52

What should you do to investigate neonatal jaundice?

1. Total and serum bilirubin concentration
2. Maternal blood group and antibody titres
3. Baby's blood group, direct coombs test
4. FBC
5. CRP

53

What are the causes of persistent unconjugated hyperbilirubinaemia?

Breast milk jaundice
Haemolysis
Infection (especially UTI)
Hypothyroid

54

What are causes of consistent conjugated hyperbilirubinaemia?

(ALWAYS ABNORMAL)
Hepatitis
Biliary Atresia

55

What is kernicterus?

Bilirubin induced brain dysfunction. Unconjugated bilirubin is toxic to the brain and can cause the death of brain cells and yellow staining in the brains grey matter.

56

When would you give IV immunoglobulin in an infant with jaundice?

Infants with isoimmune haemolytic disease and rising bilirubin despite intensive phototherapy.

57

What % of term infants get jaundice in the first week of life?

60%

58

When does physiological jaundice resolve by?

Day 10 - 14

59

What antibiotics would you give in neonatal sepsis?

Benzylpenicillin
Gentamicin

60

When is the newborn examination carried out?

Within 72 hours

61

In the newborn examination: What are you looking for in the general observation?

Overall appearance
General tone
Proportions
Jaundice
Birthmarks and other skin abnormalities
Cry
Weigh baby and plot on growth chart

62

In the newborn examination: What are you looking for in the examination of the head?

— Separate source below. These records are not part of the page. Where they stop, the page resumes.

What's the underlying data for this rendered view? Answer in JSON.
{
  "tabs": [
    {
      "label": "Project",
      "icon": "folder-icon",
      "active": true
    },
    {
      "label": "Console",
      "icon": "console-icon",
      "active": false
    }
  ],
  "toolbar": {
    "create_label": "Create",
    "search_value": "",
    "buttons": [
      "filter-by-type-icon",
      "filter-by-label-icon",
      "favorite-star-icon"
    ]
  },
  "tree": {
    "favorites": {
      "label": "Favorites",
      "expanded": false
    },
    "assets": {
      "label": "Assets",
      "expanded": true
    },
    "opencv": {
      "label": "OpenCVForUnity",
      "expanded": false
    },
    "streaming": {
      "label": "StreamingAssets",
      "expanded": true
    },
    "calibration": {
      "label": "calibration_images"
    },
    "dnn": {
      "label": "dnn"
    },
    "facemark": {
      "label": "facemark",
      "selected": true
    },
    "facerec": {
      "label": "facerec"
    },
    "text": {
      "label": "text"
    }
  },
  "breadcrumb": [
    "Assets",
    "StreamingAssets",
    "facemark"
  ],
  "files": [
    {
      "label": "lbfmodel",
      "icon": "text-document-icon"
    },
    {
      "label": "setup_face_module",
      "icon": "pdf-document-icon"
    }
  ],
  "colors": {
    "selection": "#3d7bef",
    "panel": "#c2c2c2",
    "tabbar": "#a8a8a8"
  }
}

Shape
Fontanelles (Sunken? Bulging?)
Measure head circumference
Asymmetry or abnormality of facial characteristics

63

In the newborn examination: What are you looking for in the eyes?

Shape and appearance
Red reflex
Cataracts

64

In the newborn examination: What are you looking for in the ears?

Shape and size
Normal or low set
Patency of external auditory meatus

65

In the newborn examination: what are you looking for in the mouth?

Mucous membranes
Suckling reflex (insert little finger into babies mouth)

66

In the newborn examination: what are you looking for in the arms and hands?

Shape and movement
Traction birth injury eg Erbs Palsy
Number of fingers
Palmar creases (Single palmar crease seen in downs syndrome)

67

In the newborn examination: What are you looking for when examining the heart and peripheral pulses?

Brachial, radial and femoral pulses for rate rhythm and volume
Cardiac position by palpation
Heave/Thrill
Murmurs

68

What would you suspect if you heard a hyperdynamic pulse in a newborn?

Patent ductus arteriosus

69

What would you suspect if you felt a weak pulse in a newborn?

Cardiac anaomoly

70

In the newborn examination: What are you looking for on examination of the respiratory system?

Respiratory pattern, rate and depth
Intercostal recession
Stridor
Auscultate lung fields

71

In the newborn examination: What are you looking for on examination of the abdomen?

Girth and shape
Umbilical stump for infection or hernia
Organs, masses and hernia
Liver and Spleen (Normal in healthy babies to feel these!)
External genitalia
Palpation of testes
Inspect anus

72

In the newborn examination: what are you looking for on examination of the back?

Skin (Hair tufts, sinus, dimples may be signs of spina bifida)

73

In the newborn examination: What are you looking for on hip examination?

Congenital hip dysplasi (Barlow and Ortoloni's test)

74

In the newborn examination: What are you looking for on examination of the legs?

Movements at each joint

75

In the newborn examination: What are you assessing in examination of the nervous system?

Tone
Behaviour
Movements
Posture

76

After initial newborn examination when is the next neonatal screening?

6 - 8 weeks